“Yeah, I can.” The brassiness is back, a veneer of cockiness and teenaged bravado, but she knows better than to believe it. She laughs, instead.
“Good. Most people believe it’s a figment of their imagination. But it’s not. It’s really there. It’s the wind.”
She smiles and continues. “Note, I say the wind. It’s not a wind. Not the stuff you learn about in science class. It’s the wind. A new wind. By new I mean it didn’t exist yet when God created the heavens and the earth.”
“It wasn’t always the wind. Once upon a time, it was a girl. A girl who could have stood on tables and banged pots to get noticed, but didn’t. Instead, she did something more dangerous–she hoped. She hoped someone would see her.”
“But no one did. So, one day, she curled up, buried her face in her knees, shut her eyes, and faded. She became a wind.”
“To be a wind is glorious. She flies, weightless, soaring, free, unfettered by loneliness or bitterness or burden. Instead there is a lightness, the joy of spinning upwards, of joining other winds and, together, rustling feathers and pushing clouds and blowing leaves and bringing the gentlest rain or the softest snows. There is power in being the wind, because even though nobody sees her, they feel her, and she cannot be ignored.”

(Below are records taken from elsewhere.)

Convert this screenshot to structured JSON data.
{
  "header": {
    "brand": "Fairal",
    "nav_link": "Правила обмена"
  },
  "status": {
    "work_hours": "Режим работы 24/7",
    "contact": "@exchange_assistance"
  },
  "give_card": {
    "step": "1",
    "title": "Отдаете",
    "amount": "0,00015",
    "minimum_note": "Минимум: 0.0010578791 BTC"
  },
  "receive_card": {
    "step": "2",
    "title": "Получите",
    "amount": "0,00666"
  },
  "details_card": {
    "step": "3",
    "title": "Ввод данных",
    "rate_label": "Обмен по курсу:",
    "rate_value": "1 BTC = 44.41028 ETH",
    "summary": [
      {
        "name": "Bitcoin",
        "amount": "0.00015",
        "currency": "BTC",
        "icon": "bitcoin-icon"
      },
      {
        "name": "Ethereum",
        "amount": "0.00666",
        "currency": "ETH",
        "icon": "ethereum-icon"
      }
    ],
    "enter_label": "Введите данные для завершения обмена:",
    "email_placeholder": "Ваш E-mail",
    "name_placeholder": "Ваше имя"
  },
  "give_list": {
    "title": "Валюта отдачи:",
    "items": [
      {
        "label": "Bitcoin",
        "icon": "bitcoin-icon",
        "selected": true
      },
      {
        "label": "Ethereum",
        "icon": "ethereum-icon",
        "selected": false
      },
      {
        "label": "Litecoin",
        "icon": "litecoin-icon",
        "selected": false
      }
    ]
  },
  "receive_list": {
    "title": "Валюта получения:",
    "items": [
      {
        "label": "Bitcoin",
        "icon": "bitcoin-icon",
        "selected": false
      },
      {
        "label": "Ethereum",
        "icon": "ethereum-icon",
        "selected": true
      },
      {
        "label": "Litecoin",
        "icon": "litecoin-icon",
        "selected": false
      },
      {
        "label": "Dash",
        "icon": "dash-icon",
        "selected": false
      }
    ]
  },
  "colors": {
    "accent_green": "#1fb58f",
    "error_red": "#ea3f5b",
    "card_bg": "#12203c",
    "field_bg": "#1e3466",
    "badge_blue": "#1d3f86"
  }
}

“But though she could do it all, could run wild forever, full of reckless abandon, she doesn’t.”
“Close your eyes. Can you feel her?”
“She could have been just a wind, just a breeze among other breezes, blowing away test papers and flying paper airplanes. But she doesn’t. Instead, she remembers. And so she slips into the hidden places, into the corners of stairwells, the ends of hallways, the spaces under gymnasium bleachers, the loneliest corners of the world, because she knows, she knows she’ll find people there. Young people. Old people. Children. Teenagers. Adults. All with tired-looking eyes and choked-up voices, curled in on themselves and slowly, slowly disappearing, all the while hoping someone would see them.”

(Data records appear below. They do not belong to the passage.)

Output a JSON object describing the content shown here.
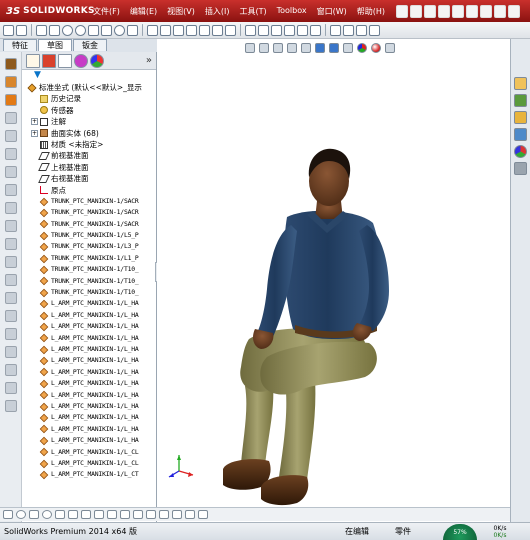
{
  "app": {
    "logo_prefix": "3S",
    "logo_text": "SOLIDWORKS"
  },
  "menubar": [
    {
      "label": "文件(F)"
    },
    {
      "label": "编辑(E)"
    },
    {
      "label": "视图(V)"
    },
    {
      "label": "插入(I)"
    },
    {
      "label": "工具(T)"
    },
    {
      "label": "Toolbox"
    },
    {
      "label": "窗口(W)"
    },
    {
      "label": "帮助(H)"
    }
  ],
  "tabs": [
    {
      "label": "特征"
    },
    {
      "label": "草图"
    },
    {
      "label": "钣金"
    }
  ],
  "tree": {
    "root": "标准坐式 (默认<<默认>_显示",
    "items": [
      {
        "label": "历史记录",
        "icon": "folder-icon"
      },
      {
        "label": "传感器",
        "icon": "sensor-icon"
      },
      {
        "label": "注解",
        "icon": "annotation-icon",
        "expandable": true
      },
      {
        "label": "曲面实体 (68)",
        "icon": "solid-bodies-icon",
        "expandable": true
      },
      {
        "label": "材质 <未指定>",
        "icon": "material-icon"
      },
      {
        "label": "前视基准面",
        "icon": "plane-icon"
      },
      {
        "label": "上视基准面",
        "icon": "plane-icon"
      },
      {
        "label": "右视基准面",
        "icon": "plane-icon"
      },
      {
        "label": "原点",
        "icon": "origin-icon"
      }
    ],
    "features": [
      "TRUNK_PTC_MANIKIN-1/SACR",
      "TRUNK_PTC_MANIKIN-1/SACR",
      "TRUNK_PTC_MANIKIN-1/SACR",
      "TRUNK_PTC_MANIKIN-1/L5_P",
      "TRUNK_PTC_MANIKIN-1/L3_P",
      "TRUNK_PTC_MANIKIN-1/L1_P",
      "TRUNK_PTC_MANIKIN-1/T10_",
      "TRUNK_PTC_MANIKIN-1/T10_",
      "TRUNK_PTC_MANIKIN-1/T10_",
      "L_ARM_PTC_MANIKIN-1/L_HA",
      "L_ARM_PTC_MANIKIN-1/L_HA",
      "L_ARM_PTC_MANIKIN-1/L_HA",
      "L_ARM_PTC_MANIKIN-1/L_HA",
      "L_ARM_PTC_MANIKIN-1/L_HA",
      "L_ARM_PTC_MANIKIN-1/L_HA",
      "L_ARM_PTC_MANIKIN-1/L_HA",
      "L_ARM_PTC_MANIKIN-1/L_HA",
      "L_ARM_PTC_MANIKIN-1/L_HA",
      "L_ARM_PTC_MANIKIN-1/L_HA",
      "L_ARM_PTC_MANIKIN-1/L_HA",
      "L_ARM_PTC_MANIKIN-1/L_HA",
      "L_ARM_PTC_MANIKIN-1/L_HA",
      "L_ARM_PTC_MANIKIN-1/L_CL",
      "L_ARM_PTC_MANIKIN-1/L_CL",
      "L_ARM_PTC_MANIKIN-1/L_CT"
    ]
  },
  "status": {
    "product": "SolidWorks Premium 2014 x64 版",
    "mode": "在编辑",
    "doc_type": "零件",
    "gauge_value": "57%",
    "speed_upload": "0K/s",
    "speed_download": "0K/s"
  },
  "colors": {
    "title_bar": "#b01e1a",
    "shirt": "#1f3a5c",
    "pants": "#8a8654",
    "skin": "#6b3f24",
    "shoes": "#4a2a14"
  }
}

“She lets them feel her so they know someone does.”
“Most people think she’s their imagination. A few realize she’s real, but think she’s just a wind. It doesn’t matter. She knows they’ve gotten the message. The little breeze buoys them back up to the surface, gives them, for a few moments, the same weightless, soaring feeling of flight and freedom and being that she’s learned to feel. It’s enough, she knows, so that in the back of their minds they know that in that lonely, crushing moment, someone saw them. Someone knows they exist. That they aren’t invisible.”

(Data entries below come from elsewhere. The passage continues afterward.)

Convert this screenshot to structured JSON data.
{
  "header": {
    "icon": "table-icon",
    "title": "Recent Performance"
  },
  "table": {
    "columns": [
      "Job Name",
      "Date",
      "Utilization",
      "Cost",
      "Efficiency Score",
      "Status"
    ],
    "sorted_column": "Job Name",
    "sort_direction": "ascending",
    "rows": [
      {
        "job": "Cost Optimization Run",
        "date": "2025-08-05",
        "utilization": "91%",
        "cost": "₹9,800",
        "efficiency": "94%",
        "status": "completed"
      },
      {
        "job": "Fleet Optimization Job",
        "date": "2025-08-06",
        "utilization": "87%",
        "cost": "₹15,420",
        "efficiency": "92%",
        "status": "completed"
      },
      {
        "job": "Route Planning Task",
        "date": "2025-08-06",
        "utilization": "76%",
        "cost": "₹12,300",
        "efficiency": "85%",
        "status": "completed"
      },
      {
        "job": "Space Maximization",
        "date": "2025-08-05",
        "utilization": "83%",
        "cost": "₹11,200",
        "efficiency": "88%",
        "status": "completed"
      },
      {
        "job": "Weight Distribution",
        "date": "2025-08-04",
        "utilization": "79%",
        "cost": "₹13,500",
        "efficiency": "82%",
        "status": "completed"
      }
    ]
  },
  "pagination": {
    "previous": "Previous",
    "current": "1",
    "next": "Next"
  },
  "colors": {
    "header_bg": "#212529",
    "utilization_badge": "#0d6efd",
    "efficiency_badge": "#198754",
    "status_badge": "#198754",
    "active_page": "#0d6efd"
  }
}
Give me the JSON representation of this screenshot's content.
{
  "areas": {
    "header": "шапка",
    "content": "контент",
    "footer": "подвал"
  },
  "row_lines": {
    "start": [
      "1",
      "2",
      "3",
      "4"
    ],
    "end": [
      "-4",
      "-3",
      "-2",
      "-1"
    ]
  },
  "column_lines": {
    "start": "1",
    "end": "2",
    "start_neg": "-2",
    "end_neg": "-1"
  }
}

“And that’s what makes her not a wind, but the wind.”
“You’re the wind,” she whispers, “You are invisible so you can see the invisible. You are broken so you can make things beautiful. You may never be seen, but you will always be felt, and when you are gone, something will always be different.”
There is a long silence, followed by a few, muffled sobs. These are not the blunt blustering of earlier. Instead, they are delicate things, their sound ringing pure and clear like a first string struck with just the right pressure. She hears a smile in them.
Finally, the girl whispers, “I’m not the wind.”
“Yes, you are.” She insists.
“No, I’m not,” the girl says. Then, after a long pause, there is the sound of a gentle whoosh of breath. The voice that follows is bright and clear, the sound of a whole chord, pure and strong.
“I’m not…but you are.”